Entries from a dataset of interfaces

============

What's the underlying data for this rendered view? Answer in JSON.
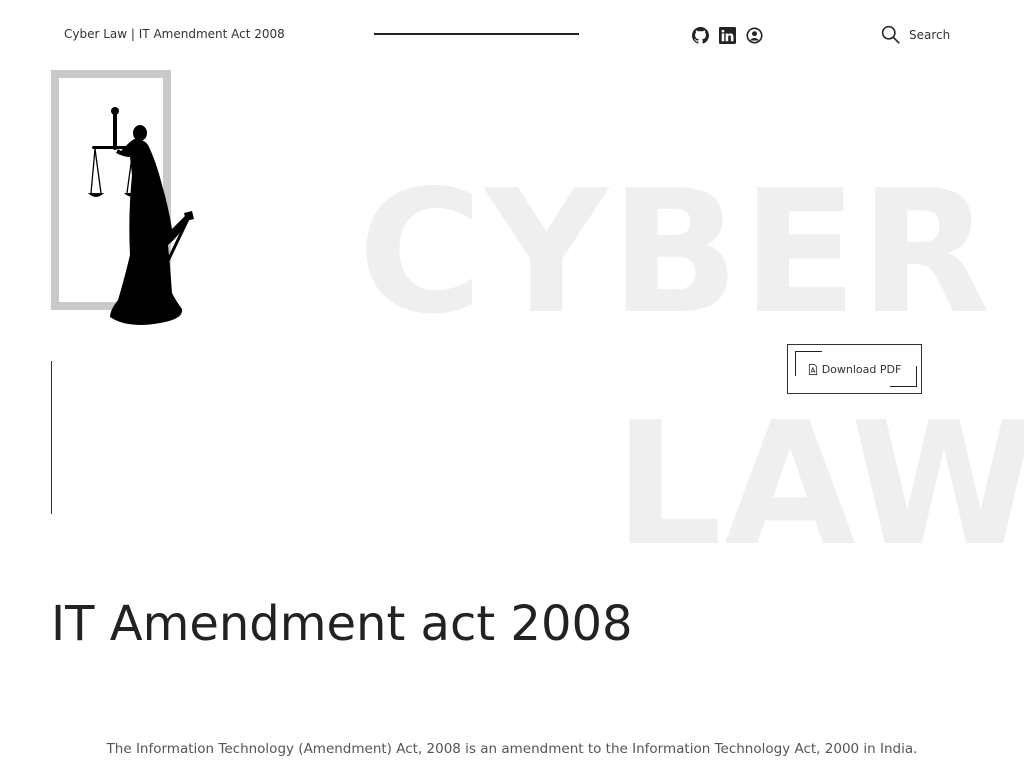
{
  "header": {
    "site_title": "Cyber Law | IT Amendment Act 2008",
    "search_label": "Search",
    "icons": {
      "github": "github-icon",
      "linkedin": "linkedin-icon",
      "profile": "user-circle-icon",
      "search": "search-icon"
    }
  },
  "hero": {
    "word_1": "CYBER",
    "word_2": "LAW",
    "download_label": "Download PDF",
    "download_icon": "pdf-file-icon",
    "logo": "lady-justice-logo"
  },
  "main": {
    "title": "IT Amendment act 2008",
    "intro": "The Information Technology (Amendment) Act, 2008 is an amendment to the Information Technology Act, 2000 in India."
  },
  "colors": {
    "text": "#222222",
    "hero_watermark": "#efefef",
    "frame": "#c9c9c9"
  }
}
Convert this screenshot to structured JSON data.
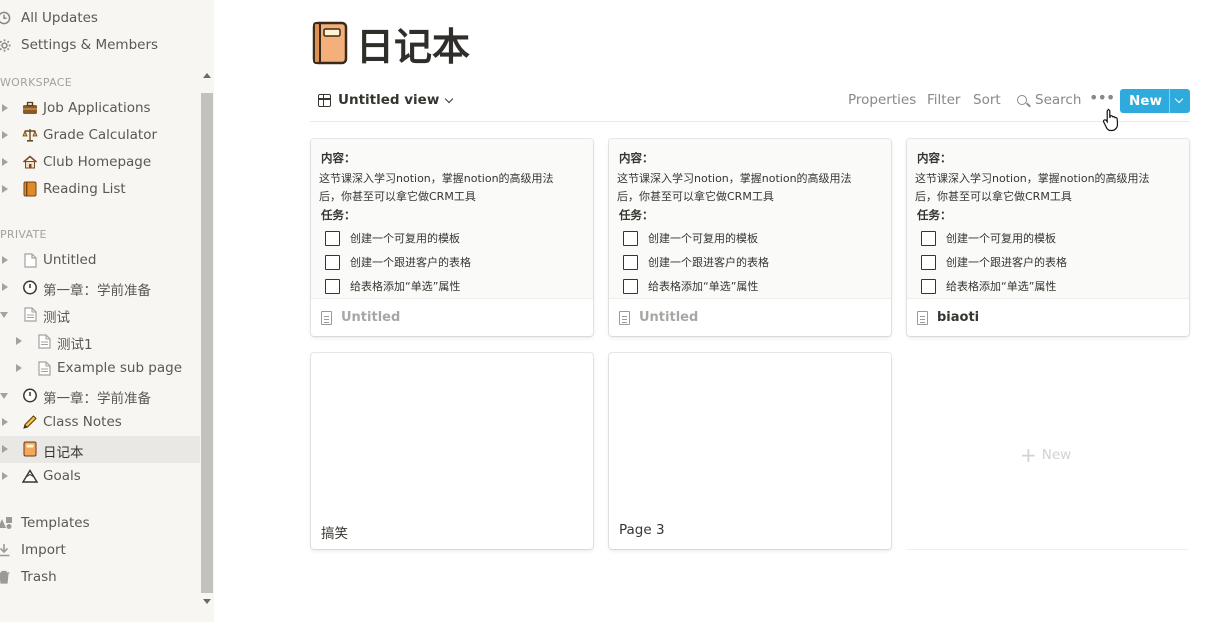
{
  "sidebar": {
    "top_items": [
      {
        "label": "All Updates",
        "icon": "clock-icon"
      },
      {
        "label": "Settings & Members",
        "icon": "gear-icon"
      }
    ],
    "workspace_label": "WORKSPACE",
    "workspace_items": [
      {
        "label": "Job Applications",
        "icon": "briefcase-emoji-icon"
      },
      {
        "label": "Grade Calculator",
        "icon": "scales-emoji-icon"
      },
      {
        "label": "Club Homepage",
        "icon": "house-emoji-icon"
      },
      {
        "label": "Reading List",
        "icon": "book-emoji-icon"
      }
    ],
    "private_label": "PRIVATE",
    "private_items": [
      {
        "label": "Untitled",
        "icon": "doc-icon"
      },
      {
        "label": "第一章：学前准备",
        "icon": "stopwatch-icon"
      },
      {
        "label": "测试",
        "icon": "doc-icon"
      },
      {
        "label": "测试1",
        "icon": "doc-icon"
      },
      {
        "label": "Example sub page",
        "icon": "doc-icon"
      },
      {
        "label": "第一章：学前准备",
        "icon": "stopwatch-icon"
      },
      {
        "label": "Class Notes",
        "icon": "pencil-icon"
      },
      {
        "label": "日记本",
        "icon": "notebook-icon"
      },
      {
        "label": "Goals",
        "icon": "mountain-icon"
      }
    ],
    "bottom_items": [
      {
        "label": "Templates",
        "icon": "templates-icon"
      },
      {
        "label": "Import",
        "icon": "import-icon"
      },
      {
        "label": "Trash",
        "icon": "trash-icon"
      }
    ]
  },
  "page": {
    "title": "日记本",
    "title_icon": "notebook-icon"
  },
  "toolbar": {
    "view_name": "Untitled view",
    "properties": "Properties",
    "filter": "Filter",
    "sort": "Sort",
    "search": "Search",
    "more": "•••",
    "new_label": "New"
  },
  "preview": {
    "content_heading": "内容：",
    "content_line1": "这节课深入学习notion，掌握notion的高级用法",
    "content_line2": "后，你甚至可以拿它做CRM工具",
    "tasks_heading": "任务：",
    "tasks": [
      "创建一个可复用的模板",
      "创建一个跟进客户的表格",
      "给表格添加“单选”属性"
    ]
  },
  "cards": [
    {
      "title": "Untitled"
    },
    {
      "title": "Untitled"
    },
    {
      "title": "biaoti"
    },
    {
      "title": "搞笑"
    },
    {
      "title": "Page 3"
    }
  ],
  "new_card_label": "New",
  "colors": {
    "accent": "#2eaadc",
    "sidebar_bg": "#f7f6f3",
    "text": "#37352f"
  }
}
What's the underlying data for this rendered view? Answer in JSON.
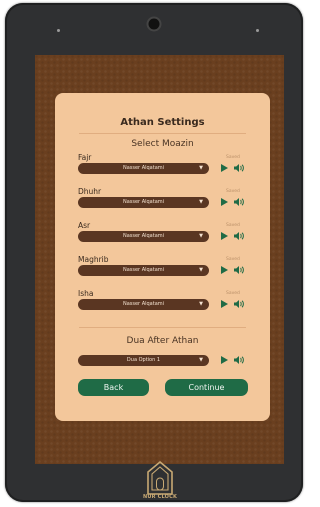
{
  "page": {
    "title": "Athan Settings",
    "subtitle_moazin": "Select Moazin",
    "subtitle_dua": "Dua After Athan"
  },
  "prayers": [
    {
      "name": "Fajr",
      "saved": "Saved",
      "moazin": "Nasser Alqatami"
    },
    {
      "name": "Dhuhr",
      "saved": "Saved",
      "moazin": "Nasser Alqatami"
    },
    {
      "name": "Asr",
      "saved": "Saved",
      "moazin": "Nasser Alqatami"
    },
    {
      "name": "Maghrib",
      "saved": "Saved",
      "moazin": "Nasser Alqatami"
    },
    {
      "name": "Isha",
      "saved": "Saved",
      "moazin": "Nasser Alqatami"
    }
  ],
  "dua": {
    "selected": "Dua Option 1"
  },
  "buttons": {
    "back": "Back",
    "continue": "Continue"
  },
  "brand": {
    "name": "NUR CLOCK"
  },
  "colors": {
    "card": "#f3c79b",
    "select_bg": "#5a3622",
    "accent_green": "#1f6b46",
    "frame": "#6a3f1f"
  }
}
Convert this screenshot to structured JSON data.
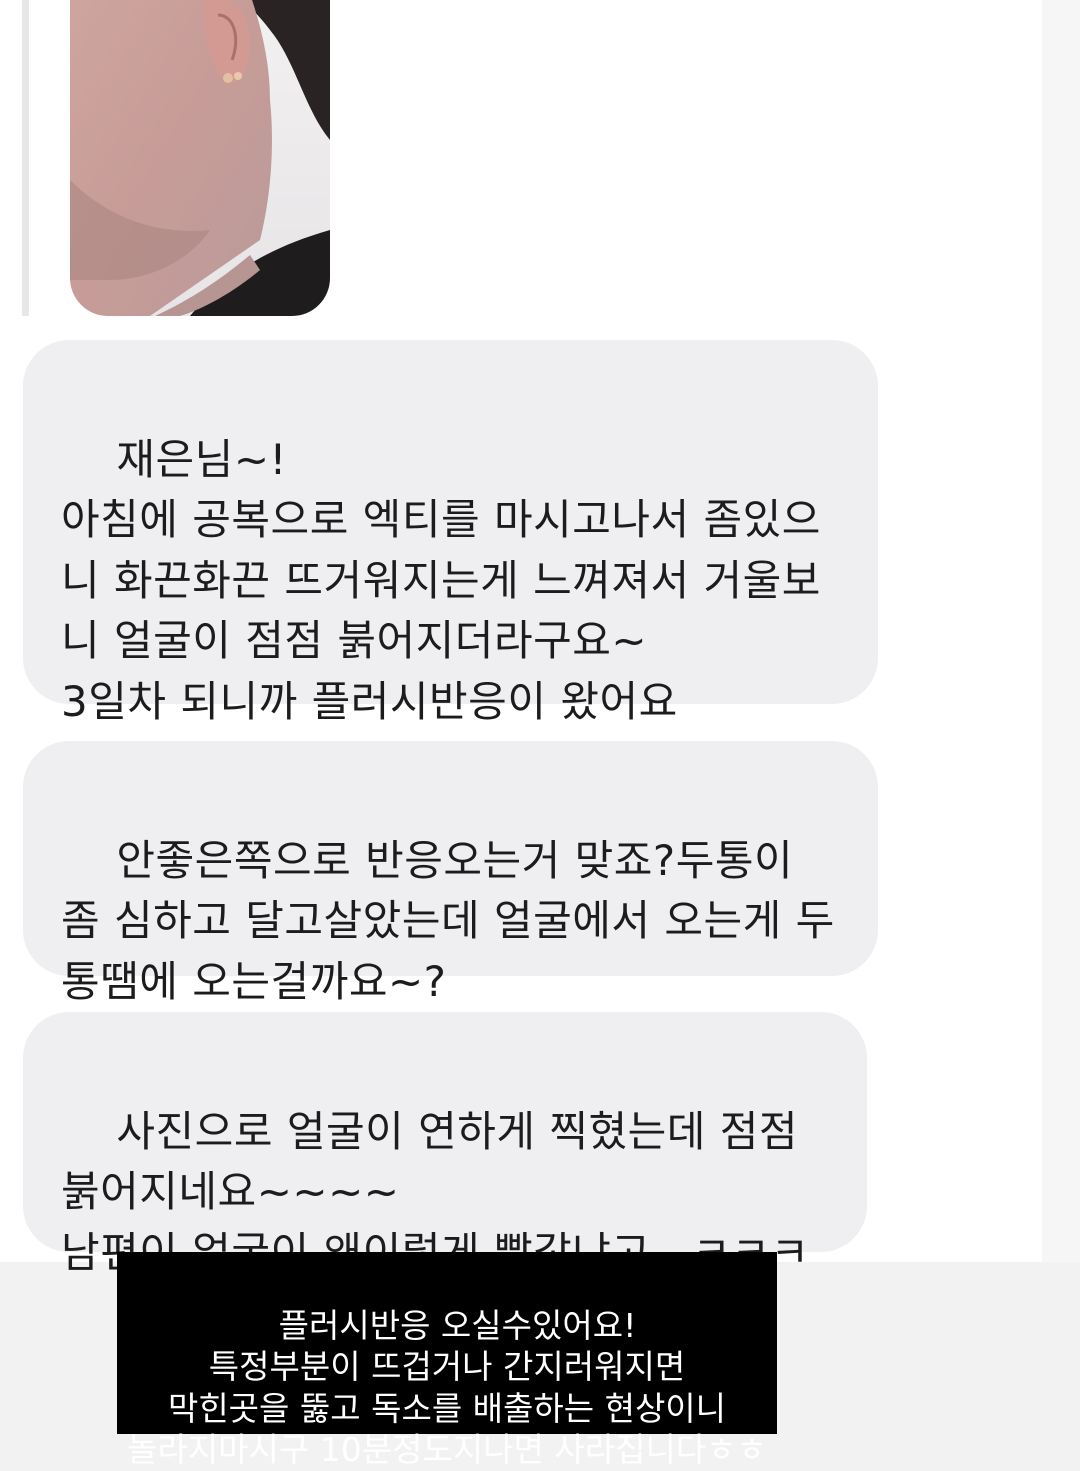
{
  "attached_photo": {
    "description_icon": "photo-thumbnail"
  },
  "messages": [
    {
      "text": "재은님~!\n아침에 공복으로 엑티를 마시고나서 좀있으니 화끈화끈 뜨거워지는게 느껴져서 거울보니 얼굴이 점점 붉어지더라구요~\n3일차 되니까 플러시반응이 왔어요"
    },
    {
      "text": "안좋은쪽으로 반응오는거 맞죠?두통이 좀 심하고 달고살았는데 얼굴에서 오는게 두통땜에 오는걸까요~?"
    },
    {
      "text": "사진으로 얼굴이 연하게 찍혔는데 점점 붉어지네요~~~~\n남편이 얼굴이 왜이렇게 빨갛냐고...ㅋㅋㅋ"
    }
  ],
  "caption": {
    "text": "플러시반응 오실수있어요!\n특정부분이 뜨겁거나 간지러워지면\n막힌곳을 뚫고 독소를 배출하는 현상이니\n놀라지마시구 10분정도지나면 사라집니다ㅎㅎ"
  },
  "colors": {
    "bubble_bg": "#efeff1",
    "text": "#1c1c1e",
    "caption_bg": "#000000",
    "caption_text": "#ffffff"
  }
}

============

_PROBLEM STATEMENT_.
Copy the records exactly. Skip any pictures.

_COMPLETED EXERCISE_.
What's the underlying data for this rendered view? Answer in JSON.
{
  "header": {
    "site_title": "Cyber Law | IT Amendment Act 2008",
    "search_label": "Search",
    "icons": {
      "github": "github-icon",
      "linkedin": "linkedin-icon",
      "profile": "user-circle-icon",
      "search": "search-icon"
    }
  },
  "hero": {
    "word_1": "CYBER",
    "word_2": "LAW",
    "download_label": "Download PDF",
    "download_icon": "pdf-file-icon",
    "logo": "lady-justice-logo"
  },
  "main": {
    "title": "IT Amendment act 2008",
    "intro": "The Information Technology (Amendment) Act, 2008 is an amendment to the Information Technology Act, 2000 in India."
  },
  "colors": {
    "text": "#222222",
    "hero_watermark": "#efefef",
    "frame": "#c9c9c9"
  }
}
Convert this screenshot to structured JSON data.
{
  "sidebar": {
    "top_items": [
      {
        "label": "All Updates",
        "icon": "clock-icon"
      },
      {
        "label": "Settings & Members",
        "icon": "gear-icon"
      }
    ],
    "workspace_label": "WORKSPACE",
    "workspace_items": [
      {
        "label": "Job Applications",
        "icon": "briefcase-emoji-icon"
      },
      {
        "label": "Grade Calculator",
        "icon": "scales-emoji-icon"
      },
      {
        "label": "Club Homepage",
        "icon": "house-emoji-icon"
      },
      {
        "label": "Reading List",
        "icon": "book-emoji-icon"
      }
    ],
    "private_label": "PRIVATE",
    "private_items": [
      {
        "label": "Untitled",
        "icon": "doc-icon"
      },
      {
        "label": "第一章：学前准备",
        "icon": "stopwatch-icon"
      },
      {
        "label": "测试",
        "icon": "doc-icon"
      },
      {
        "label": "测试1",
        "icon": "doc-icon"
      },
      {
        "label": "Example sub page",
        "icon": "doc-icon"
      },
      {
        "label": "第一章：学前准备",
        "icon": "stopwatch-icon"
      },
      {
        "label": "Class Notes",
        "icon": "pencil-icon"
      },
      {
        "label": "日记本",
        "icon": "notebook-icon"
      },
      {
        "label": "Goals",
        "icon": "mountain-icon"
      }
    ],
    "bottom_items": [
      {
        "label": "Templates",
        "icon": "templates-icon"
      },
      {
        "label": "Import",
        "icon": "import-icon"
      },
      {
        "label": "Trash",
        "icon": "trash-icon"
      }
    ]
  },
  "page": {
    "title": "日记本",
    "title_icon": "notebook-icon"
  },
  "toolbar": {
    "view_name": "Untitled view",
    "properties": "Properties",
    "filter": "Filter",
    "sort": "Sort",
    "search": "Search",
    "more": "•••",
    "new_label": "New"
  },
  "preview": {
    "content_heading": "内容：",
    "content_line1": "这节课深入学习notion，掌握notion的高级用法",
    "content_line2": "后，你甚至可以拿它做CRM工具",
    "tasks_heading": "任务：",
    "tasks": [
      "创建一个可复用的模板",
      "创建一个跟进客户的表格",
      "给表格添加“单选”属性"
    ]
  },
  "cards": [
    {
      "title": "Untitled"
    },
    {
      "title": "Untitled"
    },
    {
      "title": "biaoti"
    },
    {
      "title": "搞笑"
    },
    {
      "title": "Page 3"
    }
  ],
  "new_card_label": "New",
  "colors": {
    "accent": "#2eaadc",
    "sidebar_bg": "#f7f6f3",
    "text": "#37352f"
  }
}
What's the underlying data for this rendered view? Answer in JSON.
{
  "page": {
    "title": "Athan Settings",
    "subtitle_moazin": "Select Moazin",
    "subtitle_dua": "Dua After Athan"
  },
  "prayers": [
    {
      "name": "Fajr",
      "saved": "Saved",
      "moazin": "Nasser Alqatami"
    },
    {
      "name": "Dhuhr",
      "saved": "Saved",
      "moazin": "Nasser Alqatami"
    },
    {
      "name": "Asr",
      "saved": "Saved",
      "moazin": "Nasser Alqatami"
    },
    {
      "name": "Maghrib",
      "saved": "Saved",
      "moazin": "Nasser Alqatami"
    },
    {
      "name": "Isha",
      "saved": "Saved",
      "moazin": "Nasser Alqatami"
    }
  ],
  "dua": {
    "selected": "Dua Option 1"
  },
  "buttons": {
    "back": "Back",
    "continue": "Continue"
  },
  "brand": {
    "name": "NUR CLOCK"
  },
  "colors": {
    "card": "#f3c79b",
    "select_bg": "#5a3622",
    "accent_green": "#1f6b46",
    "frame": "#6a3f1f"
  }
}
Convert this screenshot to structured JSON data.
{
  "attached_photo": {
    "description_icon": "photo-thumbnail"
  },
  "messages": [
    {
      "text": "재은님~!\n아침에 공복으로 엑티를 마시고나서 좀있으니 화끈화끈 뜨거워지는게 느껴져서 거울보니 얼굴이 점점 붉어지더라구요~\n3일차 되니까 플러시반응이 왔어요"
    },
    {
      "text": "안좋은쪽으로 반응오는거 맞죠?두통이 좀 심하고 달고살았는데 얼굴에서 오는게 두통땜에 오는걸까요~?"
    },
    {
      "text": "사진으로 얼굴이 연하게 찍혔는데 점점 붉어지네요~~~~\n남편이 얼굴이 왜이렇게 빨갛냐고...ㅋㅋㅋ"
    }
  ],
  "caption": {
    "text": "플러시반응 오실수있어요!\n특정부분이 뜨겁거나 간지러워지면\n막힌곳을 뚫고 독소를 배출하는 현상이니\n놀라지마시구 10분정도지나면 사라집니다ㅎㅎ"
  },
  "colors": {
    "bubble_bg": "#efeff1",
    "text": "#1c1c1e",
    "caption_bg": "#000000",
    "caption_text": "#ffffff"
  }
}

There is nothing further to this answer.